If you have sought support through you're GP or seen a psychiatrist following a trip to A&E in a crisis then they may make a referral for a community or crisis team.

Crisis teams or home treatment teams as they are also called (there are also other names depending on your area) are designed to help patients in crisis without them being admitted to a psychiatric unit. They often refer to themselves as a ward within the community. And offer treatment to patients within their own home. Meaning that patients can live in their own comfortable and familiar surroundings (where it is safe for them to do so) but still receive all the benefits of regular contact and treatment. This can be daily or every other day or even once a week depending on the level of support you need. Every area should have a crisis team or home treatment team. And they can be accessed through referral by your GP or hospital after an assessment. Or you may be referred to them as part of your intergration after being in a mental health unit.

Following an assessment by the crisis team you will be allocated a mental health nurse or team who will be familiar with your case. On your first visit, or on other visits, you may also be seen by a psychiatrist, especially for medication reviews or to be prescribed any new medication.

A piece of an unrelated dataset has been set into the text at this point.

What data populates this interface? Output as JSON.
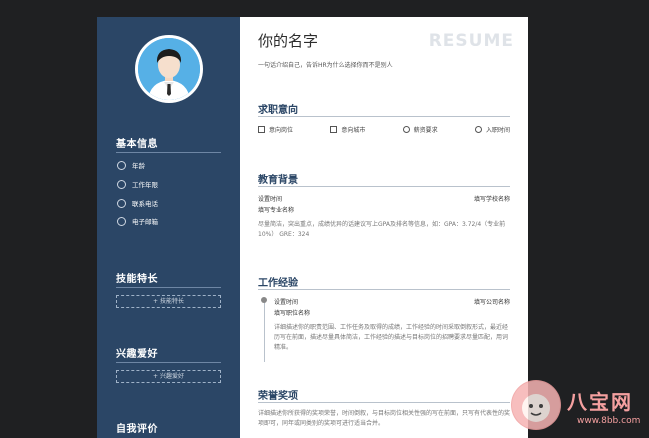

Together with the team you will develop a care plan to help you overcome your crisis; in which you identify the key areas in which you need help in order to function more normally again and manage your day to day life. This can include medication, relaxation techniques, CBT, distraction techniques, ways of controlling anxiety and self harm. As well as who to contact if you are in desperate need of help.

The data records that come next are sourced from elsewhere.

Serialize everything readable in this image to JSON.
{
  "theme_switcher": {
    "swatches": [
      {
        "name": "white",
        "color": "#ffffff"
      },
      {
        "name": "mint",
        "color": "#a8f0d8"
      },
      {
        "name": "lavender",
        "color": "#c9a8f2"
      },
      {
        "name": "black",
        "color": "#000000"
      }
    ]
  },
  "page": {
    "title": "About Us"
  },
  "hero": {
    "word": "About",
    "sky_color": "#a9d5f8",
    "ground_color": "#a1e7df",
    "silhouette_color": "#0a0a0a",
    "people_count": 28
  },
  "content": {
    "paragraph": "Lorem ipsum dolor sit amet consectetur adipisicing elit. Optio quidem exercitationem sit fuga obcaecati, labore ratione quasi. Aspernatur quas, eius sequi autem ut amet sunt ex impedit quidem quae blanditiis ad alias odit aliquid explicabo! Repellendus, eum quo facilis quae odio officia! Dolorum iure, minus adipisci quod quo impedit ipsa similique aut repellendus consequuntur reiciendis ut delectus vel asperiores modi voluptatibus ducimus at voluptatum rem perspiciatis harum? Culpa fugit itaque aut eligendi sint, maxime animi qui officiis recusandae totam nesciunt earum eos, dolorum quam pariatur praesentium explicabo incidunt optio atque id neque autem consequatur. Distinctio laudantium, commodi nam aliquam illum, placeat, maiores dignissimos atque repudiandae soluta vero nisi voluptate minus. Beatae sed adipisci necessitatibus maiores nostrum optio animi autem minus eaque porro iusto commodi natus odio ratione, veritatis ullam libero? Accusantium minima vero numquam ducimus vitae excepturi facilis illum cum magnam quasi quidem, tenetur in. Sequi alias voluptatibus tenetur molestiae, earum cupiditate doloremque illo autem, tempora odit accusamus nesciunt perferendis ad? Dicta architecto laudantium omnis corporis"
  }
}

Depending on your situation they can also help with more specific problems that have arisen due to your mental health and help you to access services that could be beneficial. These could be help for mental health problems as a result of alcholism or drug abuse. But also more basic needs too. MIND have produced the following list of examples:

managing money, such as budgeting or paying the bills

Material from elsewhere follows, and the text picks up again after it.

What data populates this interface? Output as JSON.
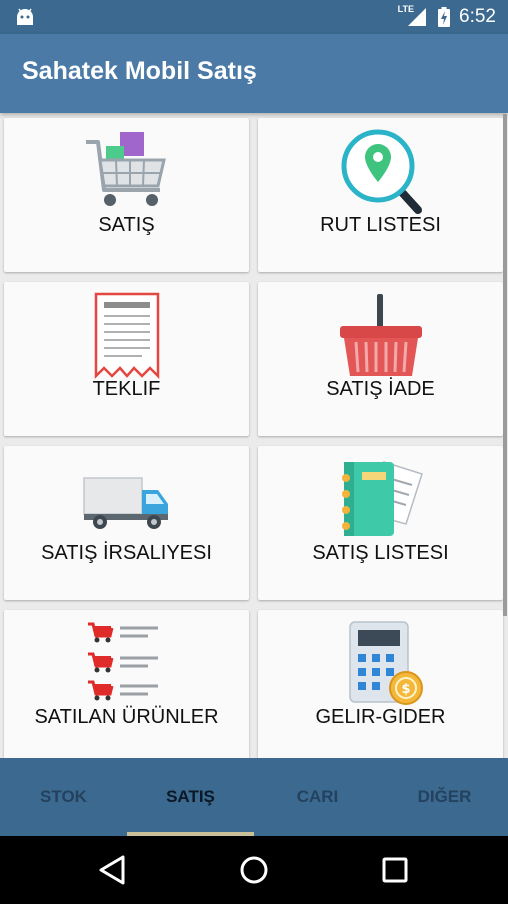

housework, such as cleaning, cooking or shopping

using local services, such as peer support groups, employment services, or day centres

transport, such as using a taxi, minibus or bus pass to attend appointments or services

managing relationships, such as relationships with friends, family or neighbours

aids and adaptations to your home or help with mobility issues

personal care, such as washing or dressing

benefits and housing, such as help with applications, attending appointments or getting advice or information

accessing or staying in training, education or employment

support from a specialist social worker or support worker

For cases of social anxiety your team can help you intergrate and manage social situations. This may be through exposure therapy; taking you out and helping you to put into practice coping stratergies you develop with your team, whilst having the safety of a team to help you through it.

At times with this care you have to be prepared to put in a lot of effort and hard work in order to help yourself to get better. And it can be frustrating. However it is an investment in your health and wellbeing and you deserve to find that peace. For more information about crisis teams and the role they play visit MIND's dedicated page. You can also find out what services are available in your area through your GP, council website or local MIND service.

I hope that this series of posts has been beneficial to either yourself or someone that you care about and if not now, then perhaps it will in the future. Mental illness can be a very lonely place, and one that it can be very hard to recognise that you need help, or even to physically form the words to ask for it and try and put the whirlwind of thoughts into logical sentences. Recognising that you need help is a huge step forward, and one that can be difficult to take. However in doing so you are opening yourself up to the world of help that is out there. Help that you probably didn't know about. Take it, use it and regain yourself in the process. 

Like I said I will be reposting more mental health related posts in May. If you have any suggestions for posts you would like to see, or would like to share your story through a guest blog post then please get in touch.

Take care everyone